Mr Peter Livanos the Managing Director of New Ventures Consulting & Services(NVC): the Municipal Debt Specialist (MDS), has been a true pioneer of the correct implementation of Municipal Clearance Figures & Certificates since 2002. He was one of the first people to approach the courts to enforce the public’s rights for Section 118 of the Municipal Systems Act. Over the years, his consulting practice grew into a serious force in the property industry. Due to NVC becoming the authority, they now act for most of South Africa’s major banks, transferring attorneys, real estate agents and property owners. To date, his company has successfully assisted in excess of 12,000 property owners in reducing and correcting municipal debt, resulting in savings of hundreds of millions of rands.

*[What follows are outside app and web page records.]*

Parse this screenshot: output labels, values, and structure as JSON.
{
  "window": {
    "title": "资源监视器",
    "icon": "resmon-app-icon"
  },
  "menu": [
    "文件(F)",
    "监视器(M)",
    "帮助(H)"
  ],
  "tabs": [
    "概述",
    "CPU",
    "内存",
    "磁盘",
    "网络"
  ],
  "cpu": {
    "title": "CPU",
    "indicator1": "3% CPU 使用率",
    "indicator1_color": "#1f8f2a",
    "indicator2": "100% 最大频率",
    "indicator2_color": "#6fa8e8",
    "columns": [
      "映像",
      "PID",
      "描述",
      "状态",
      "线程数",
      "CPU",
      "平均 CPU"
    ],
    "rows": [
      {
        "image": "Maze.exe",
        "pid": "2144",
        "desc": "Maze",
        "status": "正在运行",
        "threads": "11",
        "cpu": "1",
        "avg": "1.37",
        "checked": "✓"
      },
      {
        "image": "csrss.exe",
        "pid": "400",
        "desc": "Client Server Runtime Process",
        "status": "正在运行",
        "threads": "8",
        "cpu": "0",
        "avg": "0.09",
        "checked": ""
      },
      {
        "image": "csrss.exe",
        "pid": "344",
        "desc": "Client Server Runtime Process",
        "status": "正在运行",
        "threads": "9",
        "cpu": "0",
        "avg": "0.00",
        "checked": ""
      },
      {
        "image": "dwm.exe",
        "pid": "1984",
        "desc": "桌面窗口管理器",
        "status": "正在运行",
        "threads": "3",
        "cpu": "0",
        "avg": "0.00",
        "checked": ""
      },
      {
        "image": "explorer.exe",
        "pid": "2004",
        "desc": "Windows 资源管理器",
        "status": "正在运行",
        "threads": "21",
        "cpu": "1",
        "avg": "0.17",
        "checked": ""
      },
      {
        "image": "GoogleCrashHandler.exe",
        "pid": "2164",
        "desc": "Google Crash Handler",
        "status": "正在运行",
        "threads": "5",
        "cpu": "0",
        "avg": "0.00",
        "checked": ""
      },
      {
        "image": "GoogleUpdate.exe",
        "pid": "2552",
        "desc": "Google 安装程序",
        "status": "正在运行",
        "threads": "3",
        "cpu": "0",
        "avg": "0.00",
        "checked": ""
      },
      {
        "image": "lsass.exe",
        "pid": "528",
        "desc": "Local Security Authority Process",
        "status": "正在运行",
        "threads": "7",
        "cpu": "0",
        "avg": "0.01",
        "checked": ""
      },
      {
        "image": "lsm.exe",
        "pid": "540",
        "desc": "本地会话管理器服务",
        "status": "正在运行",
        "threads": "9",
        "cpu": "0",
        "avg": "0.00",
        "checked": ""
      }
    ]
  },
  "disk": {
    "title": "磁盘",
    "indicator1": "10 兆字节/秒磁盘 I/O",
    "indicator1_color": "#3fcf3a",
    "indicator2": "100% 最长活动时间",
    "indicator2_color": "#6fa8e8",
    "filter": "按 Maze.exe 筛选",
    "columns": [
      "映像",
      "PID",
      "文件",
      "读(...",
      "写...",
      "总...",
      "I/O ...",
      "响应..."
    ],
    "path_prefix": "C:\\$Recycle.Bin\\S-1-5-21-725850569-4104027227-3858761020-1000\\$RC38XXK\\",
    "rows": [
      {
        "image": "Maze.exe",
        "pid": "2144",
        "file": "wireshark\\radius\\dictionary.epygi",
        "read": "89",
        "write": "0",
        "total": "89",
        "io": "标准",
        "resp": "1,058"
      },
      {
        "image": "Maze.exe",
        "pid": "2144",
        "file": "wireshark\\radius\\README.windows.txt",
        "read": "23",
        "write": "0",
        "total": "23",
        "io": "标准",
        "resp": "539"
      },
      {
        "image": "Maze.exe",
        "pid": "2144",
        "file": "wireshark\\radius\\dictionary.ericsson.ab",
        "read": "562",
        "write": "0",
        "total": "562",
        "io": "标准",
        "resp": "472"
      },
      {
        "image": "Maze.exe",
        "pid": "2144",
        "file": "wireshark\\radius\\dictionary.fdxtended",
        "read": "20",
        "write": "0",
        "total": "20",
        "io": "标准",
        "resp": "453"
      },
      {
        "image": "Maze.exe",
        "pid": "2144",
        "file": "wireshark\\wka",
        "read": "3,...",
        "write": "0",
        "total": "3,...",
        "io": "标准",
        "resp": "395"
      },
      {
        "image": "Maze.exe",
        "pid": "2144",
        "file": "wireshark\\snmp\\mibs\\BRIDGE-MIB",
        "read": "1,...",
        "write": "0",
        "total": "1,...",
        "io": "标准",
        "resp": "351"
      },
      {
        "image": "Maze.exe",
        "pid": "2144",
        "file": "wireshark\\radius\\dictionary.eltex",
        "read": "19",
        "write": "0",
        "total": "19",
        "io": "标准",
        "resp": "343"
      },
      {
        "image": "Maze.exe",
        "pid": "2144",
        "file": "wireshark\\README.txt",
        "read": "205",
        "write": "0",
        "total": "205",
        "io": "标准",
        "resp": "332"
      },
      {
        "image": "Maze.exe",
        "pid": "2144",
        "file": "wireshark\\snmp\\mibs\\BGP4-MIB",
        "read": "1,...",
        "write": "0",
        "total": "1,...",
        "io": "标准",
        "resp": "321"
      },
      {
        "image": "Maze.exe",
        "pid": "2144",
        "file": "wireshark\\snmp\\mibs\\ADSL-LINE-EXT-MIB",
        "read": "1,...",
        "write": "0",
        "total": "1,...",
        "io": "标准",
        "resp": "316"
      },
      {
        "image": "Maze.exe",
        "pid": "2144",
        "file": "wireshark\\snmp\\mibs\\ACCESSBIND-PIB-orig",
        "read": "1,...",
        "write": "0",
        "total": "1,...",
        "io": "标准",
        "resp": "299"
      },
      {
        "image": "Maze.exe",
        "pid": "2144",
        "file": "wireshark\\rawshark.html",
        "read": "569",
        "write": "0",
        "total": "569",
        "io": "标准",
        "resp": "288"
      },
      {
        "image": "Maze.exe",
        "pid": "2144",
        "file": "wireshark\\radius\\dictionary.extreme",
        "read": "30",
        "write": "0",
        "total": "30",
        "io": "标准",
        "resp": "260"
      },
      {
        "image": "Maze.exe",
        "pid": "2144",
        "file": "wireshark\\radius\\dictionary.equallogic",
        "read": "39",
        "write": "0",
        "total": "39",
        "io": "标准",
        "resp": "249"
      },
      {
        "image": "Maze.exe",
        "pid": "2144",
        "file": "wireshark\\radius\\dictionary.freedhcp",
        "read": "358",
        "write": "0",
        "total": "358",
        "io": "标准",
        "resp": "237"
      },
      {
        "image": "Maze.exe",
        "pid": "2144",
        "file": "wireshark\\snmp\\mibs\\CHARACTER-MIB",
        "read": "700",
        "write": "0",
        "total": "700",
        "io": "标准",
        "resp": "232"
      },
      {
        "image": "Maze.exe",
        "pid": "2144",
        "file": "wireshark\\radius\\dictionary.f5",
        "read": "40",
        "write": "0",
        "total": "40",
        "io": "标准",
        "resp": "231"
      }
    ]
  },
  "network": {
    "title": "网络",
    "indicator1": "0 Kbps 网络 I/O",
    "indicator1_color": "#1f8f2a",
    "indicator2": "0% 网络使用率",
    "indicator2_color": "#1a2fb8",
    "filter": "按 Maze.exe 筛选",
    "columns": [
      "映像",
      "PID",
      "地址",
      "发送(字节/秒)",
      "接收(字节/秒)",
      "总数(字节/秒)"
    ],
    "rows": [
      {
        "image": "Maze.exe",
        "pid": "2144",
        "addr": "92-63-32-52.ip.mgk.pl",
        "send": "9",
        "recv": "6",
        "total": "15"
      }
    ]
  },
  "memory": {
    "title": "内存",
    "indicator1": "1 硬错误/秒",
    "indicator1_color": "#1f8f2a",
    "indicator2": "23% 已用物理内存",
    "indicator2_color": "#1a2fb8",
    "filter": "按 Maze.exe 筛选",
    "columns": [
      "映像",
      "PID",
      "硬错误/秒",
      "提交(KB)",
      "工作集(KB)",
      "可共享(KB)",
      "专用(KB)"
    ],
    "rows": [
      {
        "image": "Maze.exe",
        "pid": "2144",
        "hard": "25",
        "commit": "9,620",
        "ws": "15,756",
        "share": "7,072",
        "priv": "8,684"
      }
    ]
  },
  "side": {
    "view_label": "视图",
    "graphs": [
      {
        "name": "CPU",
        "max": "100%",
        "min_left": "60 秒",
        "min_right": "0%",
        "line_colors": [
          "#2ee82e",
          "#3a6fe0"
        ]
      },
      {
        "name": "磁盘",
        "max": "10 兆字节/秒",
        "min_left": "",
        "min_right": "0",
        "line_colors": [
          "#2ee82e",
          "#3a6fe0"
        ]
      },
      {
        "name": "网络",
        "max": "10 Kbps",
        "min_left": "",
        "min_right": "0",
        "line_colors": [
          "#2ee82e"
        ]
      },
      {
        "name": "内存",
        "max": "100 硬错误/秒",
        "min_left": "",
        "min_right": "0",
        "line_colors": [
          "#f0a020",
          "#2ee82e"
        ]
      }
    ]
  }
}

According to many, NVC has been declared the people’s hero, as they have been fighting for the helpless and funding all the legal costs. Their most recent litigation against Ekurhuleni and City of Tshwane is of major importance, as it will affect every single property owner in the country. This ground breaking court case could potentially have devastating effects on all banks’ mortgage bonds over a property. In the North Gauteng High Court recently, the judge declared that it was unlawful for a municipality to hold new owners liable for historic debts of a property. The judge further announced that if the municipality believed that the Municipal Systems Act allowed Municipalities to do this, that he declare that Act unconstitutional and referred same to the Constitutional Court (Con Court) for confirmation. Both the City of Tshwane and Ekurhuleni Municipalities have appealed the NVC cases and the matter is set to be heard in the Con Court during May 2017.